Inflation surge hits pensioners hardest
Alliance Trust’s independent study of age-related inflation has found that the surge in inflation during May continued to hit those aged over 75 the hardest.
This age group saw its inflation rate increase from 4.1% to 4.8% during the month. The inflation rates facing all other identified age groups have also increased and the majority are running ahead of the official headline rate of inflation of 3.3%.
Basic costs continue to rise sharply. Food price inflation has increased by almost 9% over the last year, utility prices have increased by over 11% and petrol prices have risen by almost 20% in the same period.
These price increases have a major impact on the inflation rate facing the elderly as a significant proportion of their household income is spent on basic goods and services. In contrast, younger generations spend a higher proportion of their incomes on clothing, footwear and audio-visual goods, where prices are continuing to fall, helping them to escape the worst of the current inflationary pressures.
These findings confirm the elevated level of inflation facing the older age groups is worsening, driven by high price increases for food, fuel and utilities. Alliance Trust Research Centre predicts that inflationary pressures will remain strong in the coming months for basic goods and services.

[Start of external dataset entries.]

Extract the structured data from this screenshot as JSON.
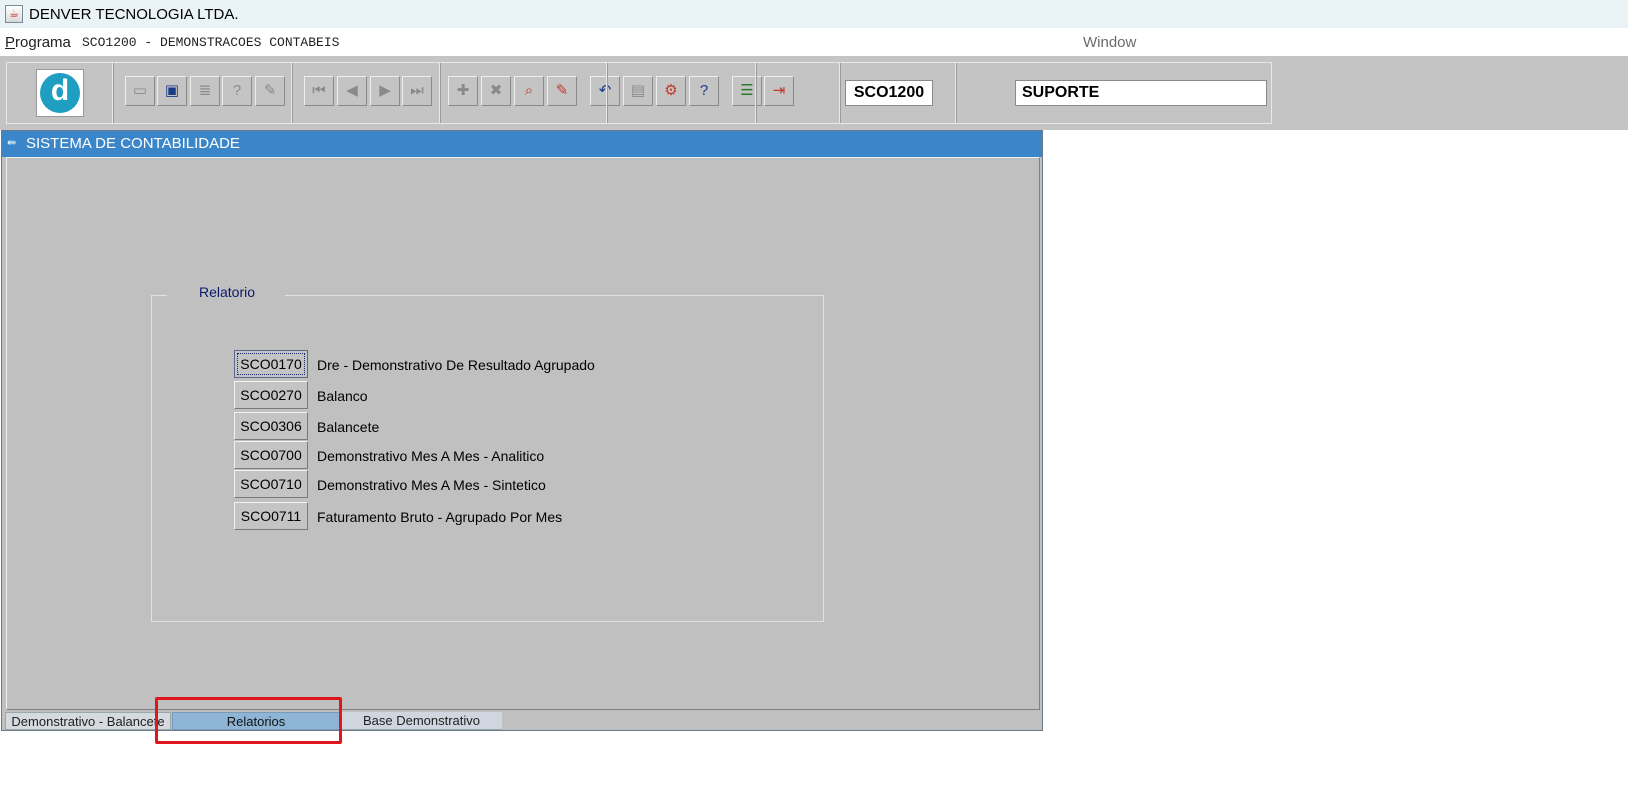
{
  "window": {
    "title": "DENVER TECNOLOGIA LTDA."
  },
  "menubar": {
    "programa_label": "rograma",
    "programa_accel": "P",
    "program_title": "SCO1200 - DEMONSTRACOES CONTABEIS",
    "window_menu": "Window"
  },
  "toolbar": {
    "buttons": [
      {
        "icon": "save-icon",
        "glyph": "▭"
      },
      {
        "icon": "screen-icon",
        "glyph": "▣"
      },
      {
        "icon": "print-icon",
        "glyph": "≣"
      },
      {
        "icon": "query-help-icon",
        "glyph": "?"
      },
      {
        "icon": "edit-icon",
        "glyph": "✎"
      },
      {
        "icon": "first-record-icon",
        "glyph": "⏮"
      },
      {
        "icon": "prev-record-icon",
        "glyph": "◀"
      },
      {
        "icon": "next-record-icon",
        "glyph": "▶"
      },
      {
        "icon": "last-record-icon",
        "glyph": "⏭"
      },
      {
        "icon": "insert-icon",
        "glyph": "✚"
      },
      {
        "icon": "delete-icon",
        "glyph": "✖"
      },
      {
        "icon": "query-icon",
        "glyph": "⌕"
      },
      {
        "icon": "clear-icon",
        "glyph": "✎"
      },
      {
        "icon": "undo-icon",
        "glyph": "↶"
      },
      {
        "icon": "clipboard-icon",
        "glyph": "▤"
      },
      {
        "icon": "tools-icon",
        "glyph": "⚙"
      },
      {
        "icon": "help-icon",
        "glyph": "?"
      },
      {
        "icon": "menu-icon",
        "glyph": "☰"
      },
      {
        "icon": "exit-icon",
        "glyph": "⇥"
      }
    ],
    "program_code": "SCO1200",
    "user": "SUPORTE"
  },
  "main": {
    "title": "SISTEMA DE CONTABILIDADE",
    "frame_title": "Relatorio",
    "reports": [
      {
        "code": "SCO0170",
        "label": "Dre - Demonstrativo De Resultado Agrupado"
      },
      {
        "code": "SCO0270",
        "label": "Balanco"
      },
      {
        "code": "SCO0306",
        "label": "Balancete"
      },
      {
        "code": "SCO0700",
        "label": "Demonstrativo Mes A Mes - Analitico"
      },
      {
        "code": "SCO0710",
        "label": "Demonstrativo Mes A Mes - Sintetico"
      },
      {
        "code": "SCO0711",
        "label": "Faturamento Bruto  - Agrupado Por Mes"
      }
    ],
    "tabs": [
      "Demonstrativo - Balancete",
      "Relatorios",
      "Base Demonstrativo"
    ],
    "active_tab": "Relatorios"
  },
  "colors": {
    "titlebar": "#3b86c8",
    "active_tab": "#8fb5d6",
    "highlight": "#e0161e",
    "logo": "#1e9ec1"
  }
}
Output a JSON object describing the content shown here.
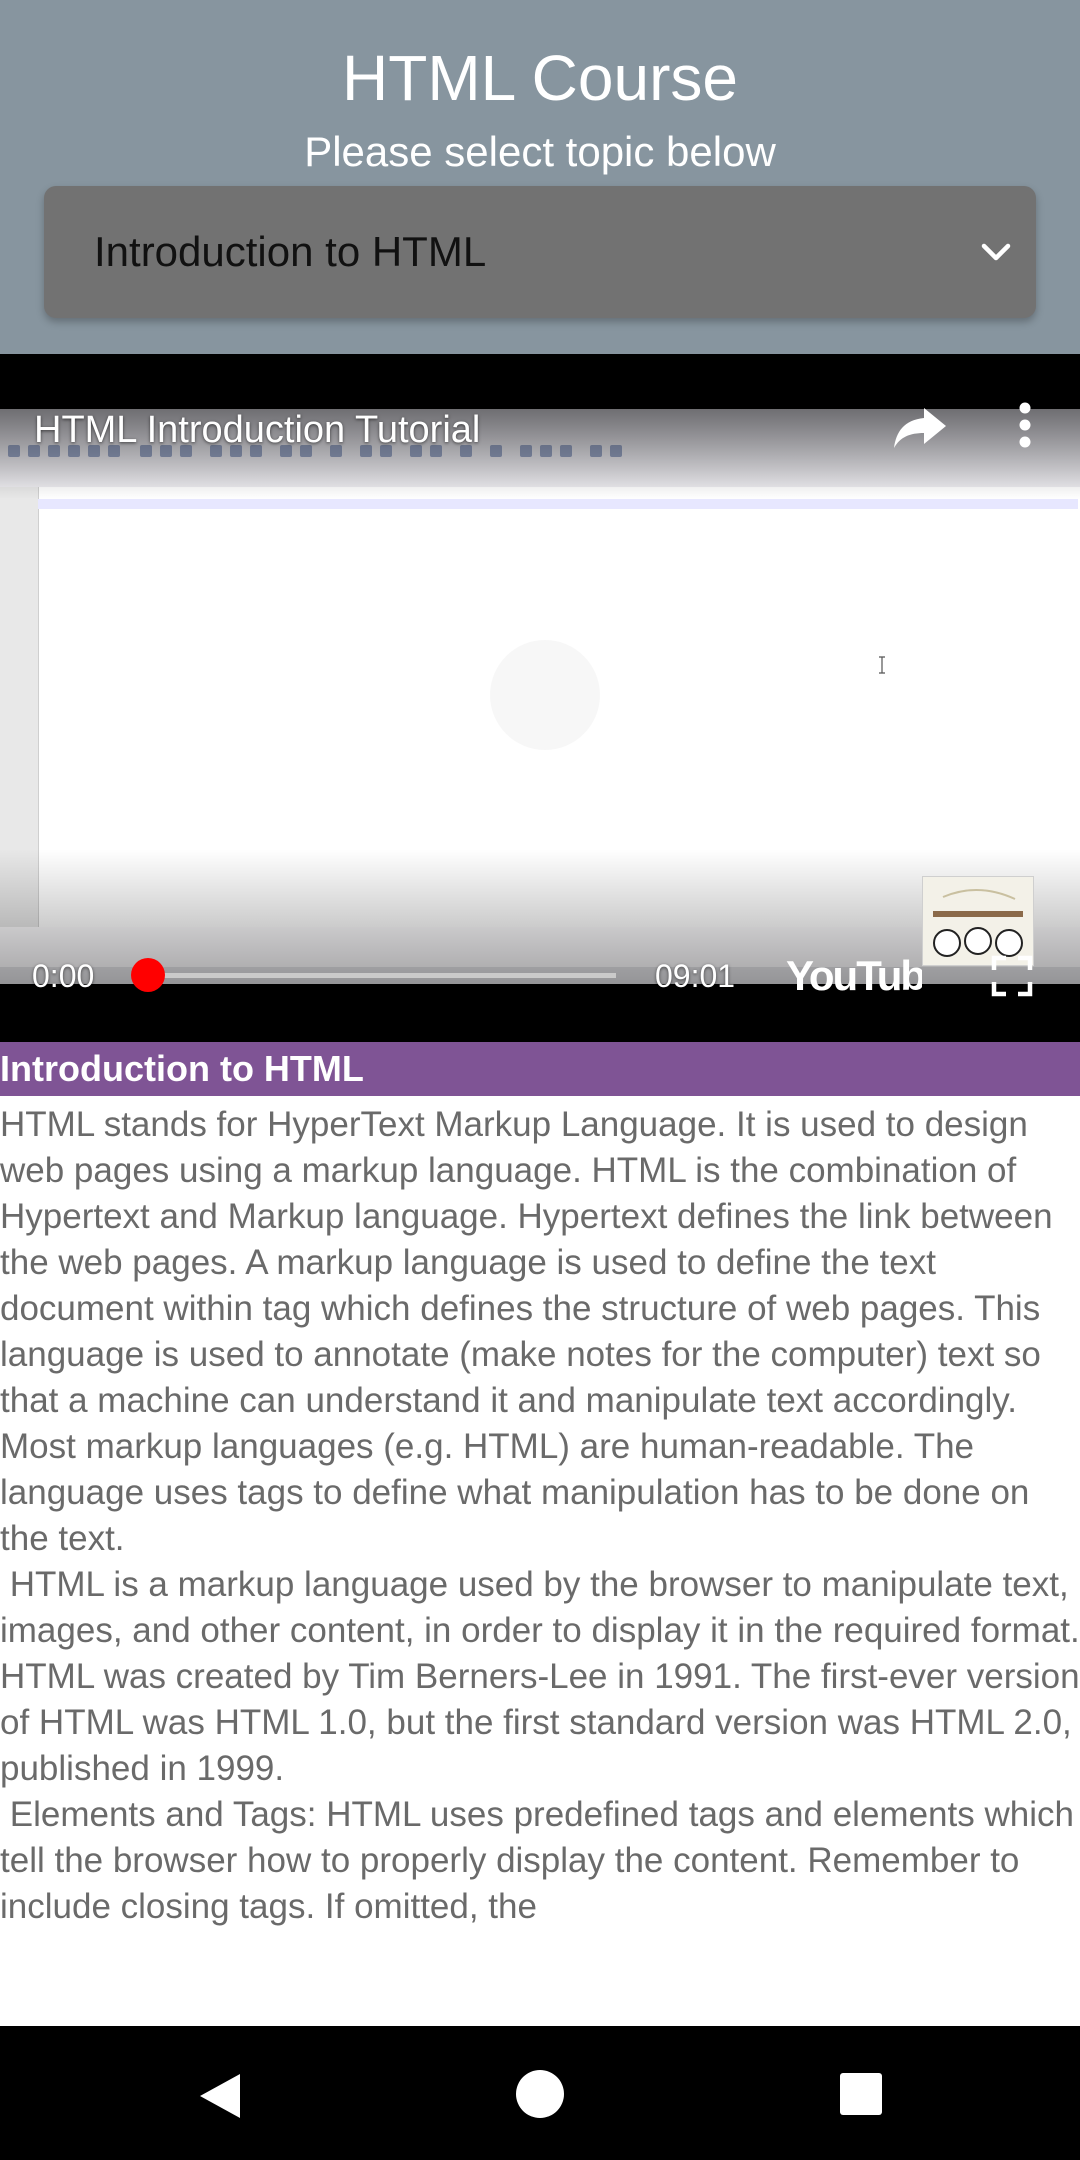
{
  "header": {
    "title": "HTML Course",
    "subtitle": "Please select topic below",
    "topic_select": {
      "selected": "Introduction to HTML",
      "icon": "chevron-down-icon"
    }
  },
  "video": {
    "title": "HTML Introduction Tutorial",
    "current_time": "0:00",
    "duration": "09:01",
    "progress_fraction": 0.0,
    "brand": "YouTube",
    "icons": [
      "share-icon",
      "more-vert-icon",
      "fullscreen-icon"
    ],
    "accent_color": "#ff0000"
  },
  "section": {
    "heading": "Introduction to HTML",
    "heading_color": "#7f5495",
    "body": "HTML stands for HyperText Markup Language. It is used to design web pages using a markup language. HTML is the combination of Hypertext and Markup language. Hypertext defines the link between the web pages. A markup language is used to define the text document within tag which defines the structure of web pages. This language is used to annotate (make notes for the computer) text so that a machine can understand it and manipulate text accordingly. Most markup languages (e.g. HTML) are human-readable. The language uses tags to define what manipulation has to be done on the text.\n HTML is a markup language used by the browser to manipulate text, images, and other content, in order to display it in the required format. HTML was created by Tim Berners-Lee in 1991. The first-ever version of HTML was HTML 1.0, but the first standard version was HTML 2.0, published in 1999.\n Elements and Tags: HTML uses predefined tags and elements which tell the browser how to properly display the content. Remember to include closing tags. If omitted, the"
  },
  "navbar": {
    "icons": [
      "back-icon",
      "home-icon",
      "recents-icon"
    ]
  }
}
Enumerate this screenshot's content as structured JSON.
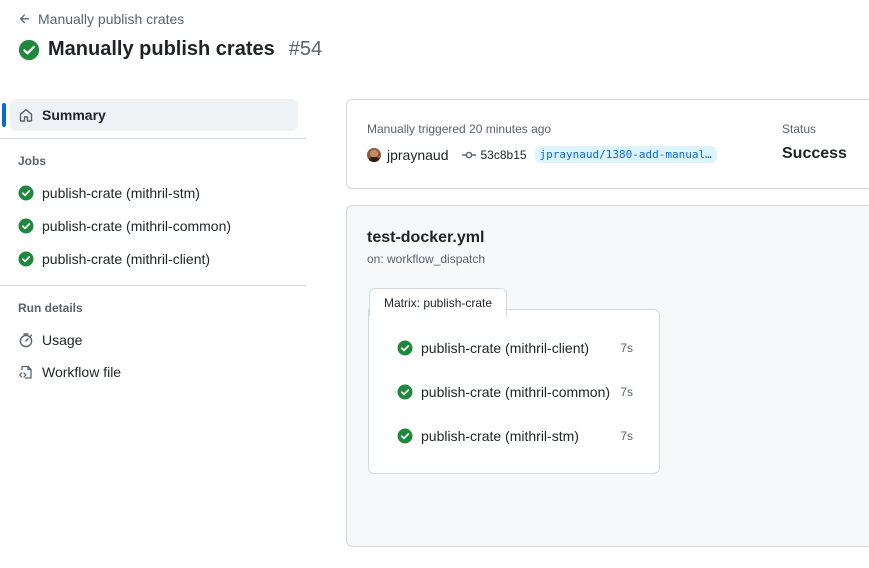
{
  "header": {
    "back_link": "Manually publish crates",
    "title": "Manually publish crates",
    "run_number": "#54"
  },
  "sidebar": {
    "summary": "Summary",
    "jobs_heading": "Jobs",
    "jobs": [
      {
        "label": "publish-crate (mithril-stm)",
        "status": "success"
      },
      {
        "label": "publish-crate (mithril-common)",
        "status": "success"
      },
      {
        "label": "publish-crate (mithril-client)",
        "status": "success"
      }
    ],
    "run_details_heading": "Run details",
    "usage": "Usage",
    "workflow_file": "Workflow file"
  },
  "trigger": {
    "label": "Manually triggered 20 minutes ago",
    "user": "jpraynaud",
    "commit": "53c8b15",
    "branch": "jpraynaud/1380-add-manual…",
    "status_label": "Status",
    "status_value": "Success"
  },
  "workflow": {
    "file": "test-docker.yml",
    "trigger": "on: workflow_dispatch",
    "matrix_label": "Matrix: publish-crate",
    "jobs": [
      {
        "name": "publish-crate (mithril-client)",
        "duration": "7s"
      },
      {
        "name": "publish-crate (mithril-common)",
        "duration": "7s"
      },
      {
        "name": "publish-crate (mithril-stm)",
        "duration": "7s"
      }
    ]
  },
  "colors": {
    "success": "#1f883d",
    "accent": "#0969da",
    "muted": "#59636e",
    "border": "#d1d9e0"
  },
  "icons": {
    "back": "arrow-left-icon",
    "success": "check-circle-fill-icon",
    "summary": "home-icon",
    "usage": "stopwatch-icon",
    "workflow_file": "file-code-icon",
    "commit": "git-commit-icon"
  }
}
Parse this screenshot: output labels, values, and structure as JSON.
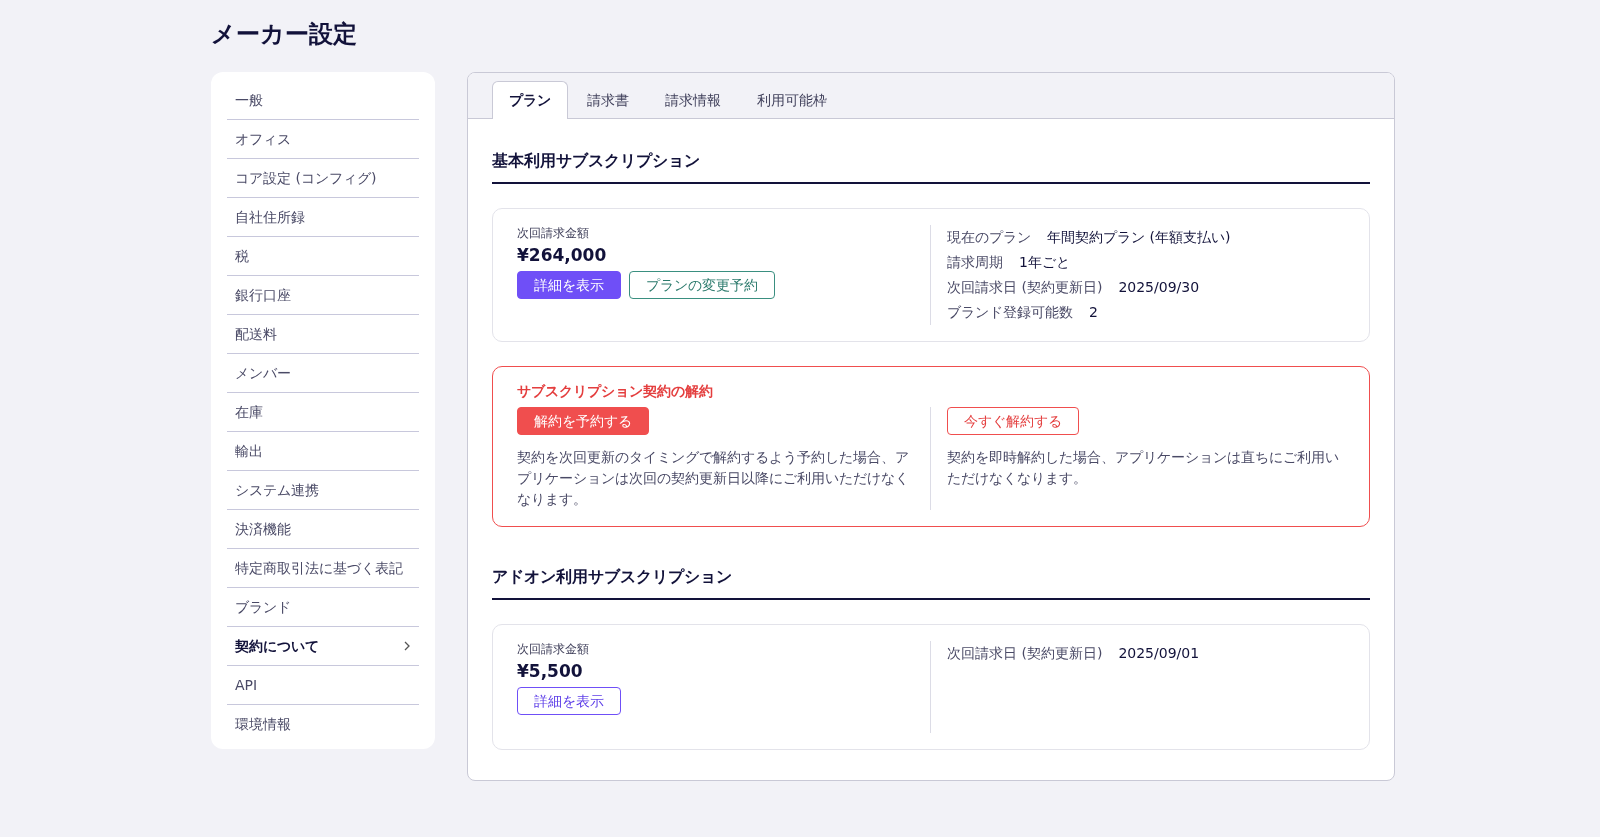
{
  "page_title": "メーカー設定",
  "sidebar": {
    "items": [
      {
        "label": "一般",
        "selected": false
      },
      {
        "label": "オフィス",
        "selected": false
      },
      {
        "label": "コア設定 (コンフィグ)",
        "selected": false
      },
      {
        "label": "自社住所録",
        "selected": false
      },
      {
        "label": "税",
        "selected": false
      },
      {
        "label": "銀行口座",
        "selected": false
      },
      {
        "label": "配送料",
        "selected": false
      },
      {
        "label": "メンバー",
        "selected": false
      },
      {
        "label": "在庫",
        "selected": false
      },
      {
        "label": "輸出",
        "selected": false
      },
      {
        "label": "システム連携",
        "selected": false
      },
      {
        "label": "決済機能",
        "selected": false
      },
      {
        "label": "特定商取引法に基づく表記",
        "selected": false
      },
      {
        "label": "ブランド",
        "selected": false
      },
      {
        "label": "契約について",
        "selected": true
      },
      {
        "label": "API",
        "selected": false
      },
      {
        "label": "環境情報",
        "selected": false
      }
    ]
  },
  "tabs": [
    {
      "label": "プラン",
      "selected": true
    },
    {
      "label": "請求書",
      "selected": false
    },
    {
      "label": "請求情報",
      "selected": false
    },
    {
      "label": "利用可能枠",
      "selected": false
    }
  ],
  "sections": [
    {
      "title": "基本利用サブスクリプション",
      "summary": {
        "label": "次回請求金額",
        "amount": "¥264,000",
        "buttons": [
          {
            "label": "詳細を表示",
            "kind": "primary"
          },
          {
            "label": "プランの変更予約",
            "kind": "teal"
          }
        ]
      },
      "details": [
        {
          "label": "現在のプラン",
          "value": "年間契約プラン (年額支払い)"
        },
        {
          "label": "請求周期",
          "value": "1年ごと"
        },
        {
          "label": "次回請求日 (契約更新日)",
          "value": "2025/09/30"
        },
        {
          "label": "ブランド登録可能数",
          "value": "2"
        }
      ],
      "cancellation": {
        "title": "サブスクリプション契約の解約",
        "options": [
          {
            "button": "解約を予約する",
            "kind": "solid",
            "text": "契約を次回更新のタイミングで解約するよう予約した場合、アプリケーションは次回の契約更新日以降にご利用いただけなくなります。"
          },
          {
            "button": "今すぐ解約する",
            "kind": "outline",
            "text": "契約を即時解約した場合、アプリケーションは直ちにご利用いただけなくなります。"
          }
        ]
      }
    },
    {
      "title": "アドオン利用サブスクリプション",
      "summary": {
        "label": "次回請求金額",
        "amount": "¥5,500",
        "buttons": [
          {
            "label": "詳細を表示",
            "kind": "violet"
          }
        ]
      },
      "details": [
        {
          "label": "次回請求日 (契約更新日)",
          "value": "2025/09/01"
        }
      ]
    }
  ]
}
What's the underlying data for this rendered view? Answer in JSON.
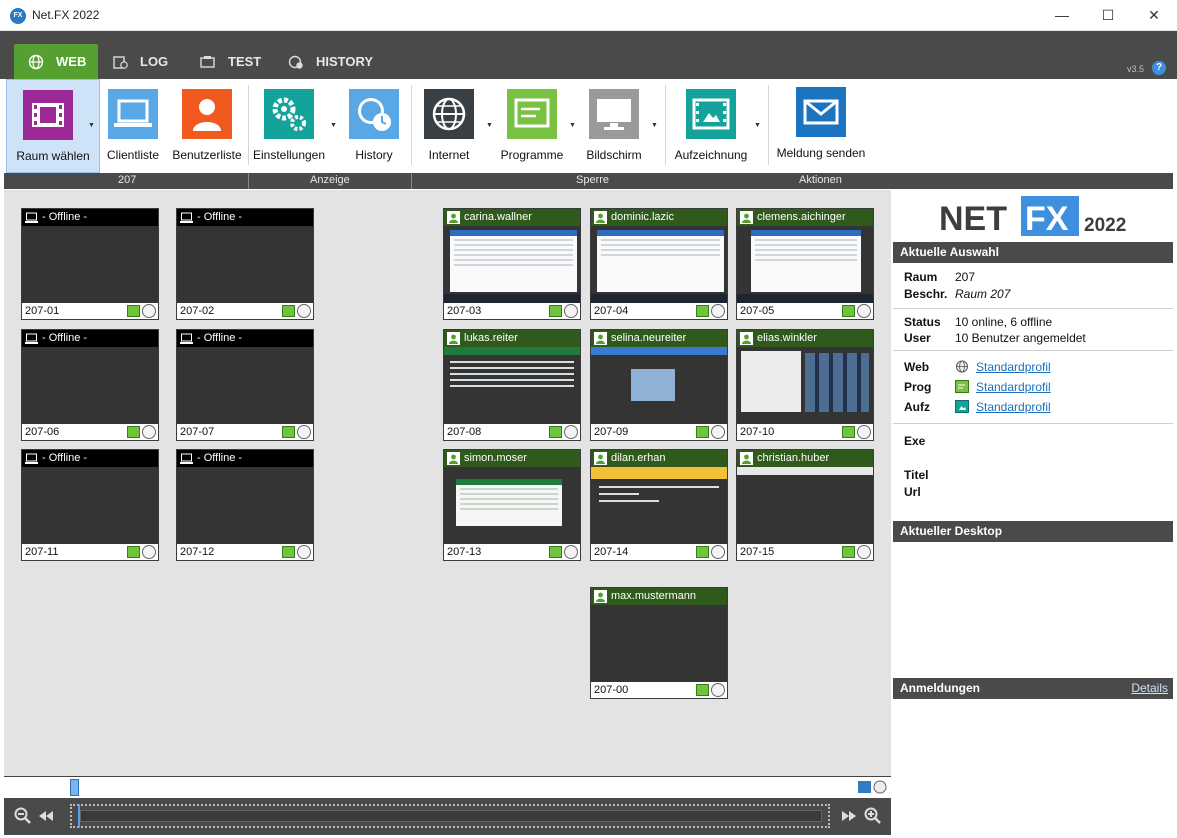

Shona Dobbie, head of the Alliance Trust Research Centre, said: “Our study continues to highlight the extent to which inflationary pressures are hitting the elderly hardest. This is because the over 75s are the most exposed to the negative impact of high food and utility prices.
“For the economy, the problem is high inflationary pressures throughout the whole supply chain, but for the consumer the problem centres in particular around the basic goods and services, as these are displaying the sharpest price increases. This leaves us all with less money to spend on the items where prices continue to fall.
“Unfortunately, we expect little respite from this situation over the next couple of months as the oil price is expected to remain high and there are global shortages of some foodstuffs. Headline inflation is likely to rise a bit further in the short term. The danger is that this high level of inflation forces policy makers to leave interest rates higher for longer, increasing the risk of an even greater slowdown in demand and threatening the economy as a whole.”